Mittler also describes as straightforward an April meeting in London at which the three CFOs — Mittler, RBS’s Guy Whittaker and Santander’s José Antonio Alvarez — settled on the valuation of ABN’s assets. Even when ABN pushed through the sale of LaSalle a few months later, the consortium agreed to forge ahead with the offer after a quick conference call. “All the energy was kept for two things,” Mittler says. “Fighting to get the deal done and working on the separation and integration from that date.”

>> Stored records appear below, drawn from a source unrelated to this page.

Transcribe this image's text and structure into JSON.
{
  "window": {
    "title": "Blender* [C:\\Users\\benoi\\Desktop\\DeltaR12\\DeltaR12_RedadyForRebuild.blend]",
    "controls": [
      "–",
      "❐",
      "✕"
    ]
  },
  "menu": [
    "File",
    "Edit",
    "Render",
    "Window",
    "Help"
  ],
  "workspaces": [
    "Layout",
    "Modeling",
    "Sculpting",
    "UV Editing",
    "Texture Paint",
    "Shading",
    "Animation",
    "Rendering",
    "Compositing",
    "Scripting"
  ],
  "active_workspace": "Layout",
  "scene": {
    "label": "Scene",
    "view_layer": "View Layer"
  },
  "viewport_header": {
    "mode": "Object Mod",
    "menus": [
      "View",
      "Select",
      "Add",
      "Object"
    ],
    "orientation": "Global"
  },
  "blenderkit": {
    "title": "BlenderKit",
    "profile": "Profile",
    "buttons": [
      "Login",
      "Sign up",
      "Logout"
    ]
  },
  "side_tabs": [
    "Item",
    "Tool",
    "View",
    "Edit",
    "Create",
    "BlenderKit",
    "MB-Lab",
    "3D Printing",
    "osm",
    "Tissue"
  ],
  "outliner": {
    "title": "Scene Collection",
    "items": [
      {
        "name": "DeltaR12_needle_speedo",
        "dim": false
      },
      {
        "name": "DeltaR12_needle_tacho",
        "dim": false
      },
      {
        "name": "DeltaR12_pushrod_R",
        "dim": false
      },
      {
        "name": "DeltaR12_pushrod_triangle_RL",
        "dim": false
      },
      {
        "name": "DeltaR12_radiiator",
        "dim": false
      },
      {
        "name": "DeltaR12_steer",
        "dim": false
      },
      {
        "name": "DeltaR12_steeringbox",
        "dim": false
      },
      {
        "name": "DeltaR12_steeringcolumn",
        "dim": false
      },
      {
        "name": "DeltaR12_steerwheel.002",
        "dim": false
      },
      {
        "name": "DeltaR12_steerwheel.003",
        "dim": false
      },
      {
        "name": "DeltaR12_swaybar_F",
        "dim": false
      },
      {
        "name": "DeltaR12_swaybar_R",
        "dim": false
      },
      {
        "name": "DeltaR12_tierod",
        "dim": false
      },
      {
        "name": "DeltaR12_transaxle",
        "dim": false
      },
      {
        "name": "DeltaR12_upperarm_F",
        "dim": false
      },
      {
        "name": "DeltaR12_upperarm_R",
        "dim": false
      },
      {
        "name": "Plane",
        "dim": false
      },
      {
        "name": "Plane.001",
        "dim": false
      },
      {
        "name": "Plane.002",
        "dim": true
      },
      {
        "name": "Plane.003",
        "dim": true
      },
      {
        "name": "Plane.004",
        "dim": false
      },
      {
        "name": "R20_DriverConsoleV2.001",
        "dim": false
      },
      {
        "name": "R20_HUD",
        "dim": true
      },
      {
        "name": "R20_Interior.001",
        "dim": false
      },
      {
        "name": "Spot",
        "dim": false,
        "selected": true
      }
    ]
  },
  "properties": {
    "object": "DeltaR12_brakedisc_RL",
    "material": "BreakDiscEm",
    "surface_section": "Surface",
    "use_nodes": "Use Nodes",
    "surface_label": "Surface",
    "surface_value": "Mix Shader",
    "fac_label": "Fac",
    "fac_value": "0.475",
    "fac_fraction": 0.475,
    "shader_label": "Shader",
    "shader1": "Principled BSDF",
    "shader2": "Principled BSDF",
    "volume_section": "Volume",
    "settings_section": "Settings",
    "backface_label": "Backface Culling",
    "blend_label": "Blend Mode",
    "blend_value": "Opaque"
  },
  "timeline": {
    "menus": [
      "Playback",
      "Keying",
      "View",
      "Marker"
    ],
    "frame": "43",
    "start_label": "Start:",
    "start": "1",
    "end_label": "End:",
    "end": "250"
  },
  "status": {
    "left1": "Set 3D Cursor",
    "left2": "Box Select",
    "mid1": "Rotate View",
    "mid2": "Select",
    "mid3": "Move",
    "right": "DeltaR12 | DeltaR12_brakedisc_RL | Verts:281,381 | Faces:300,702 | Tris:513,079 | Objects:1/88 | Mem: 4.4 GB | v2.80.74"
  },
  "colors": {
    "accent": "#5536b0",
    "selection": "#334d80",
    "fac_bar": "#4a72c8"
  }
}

Despite the scale of the acquisition — ABN was a sprawling business with €17 billion in income and more than 100,000 employees — much of this is familiar territory for each of the consortium’s members. Between them, they have acquired more than 100 companies over the past 15 years, including RBS’s purchase of NatWest in 2000 and Santander’s acquisition of Abbey National in 2004. Fortis has made more than 25 deals in the past three years alone. Again, Mittler admits that convincing the market of the validity of its integration was easy. “They believed us because we’d done it before.”
Experience does count. “Active acquirers have a better record of post-merger integration than a very infrequent, episodic or first-time acquirer,” says Robert Bruner, a professor at the University of Virginia’s Darden School of Business and the author of Deals from Hell (Wiley, 2005). “It’s a learned skill, a set of competencies that you build up with every new deal.” Mittler’s favourite example from his bank’s track record dates back to 1998, when it integrated seven Benelux banks acquired in previous years, including Belgium’s Générale de Banque. The board targeted synergies of €675m from the Générale de Banque deal, and improved that figure by nearly 30%, the CFO says, although over four years, rather than the initially anticipated three.
Analysts agree that Fortis’s track record makes it well placed to succeed with ABN. Last year, WestLB analyst Ralf Breuer told The Financial Times, “If someone needs a lesson in integrating businesses, Fortis would be one of my major examples on how to manage it, and be financially successfully at it as well.”
But there’s a lot to digest. In bringing ABN’s assets under its umbrella, Fortis has become the third-largest private bank in Europe, and a market leader in financial services in the Benelux. ABN also significantly boosts its global capabilities in asset management and bancassurance. The enlarged group now has more than 10m retail banking clients, up from 6m; 900 more retail branches, bringing the total to 2,500; and 145 business centres across the continent, compared with 116 previously. If the ABN deal delivers, it will be a coup for its chief executive, Jean-Paul Votron, who outlined a growth strategy centred on European expansion in his first meeting with analysts as CEO in 2005.
From Finance to Fluffy Stuff
A Belgian whose career has been shaped by Fortis’s transactions, Mittler was already a company veteran by the time Votron arrived at the bank. When the group was formed by a three-way, Belgian-Dutch merger in 1990, Mittler moved from one of the businesses — Belgian insurer Group AG — to become finance director of the combined group. He later took director roles in several acquired companies until the late 1990s, when the group integrated its banks under the Fortis brand. In 2001 he was appointed CFO and joined Fortis’s executive committee.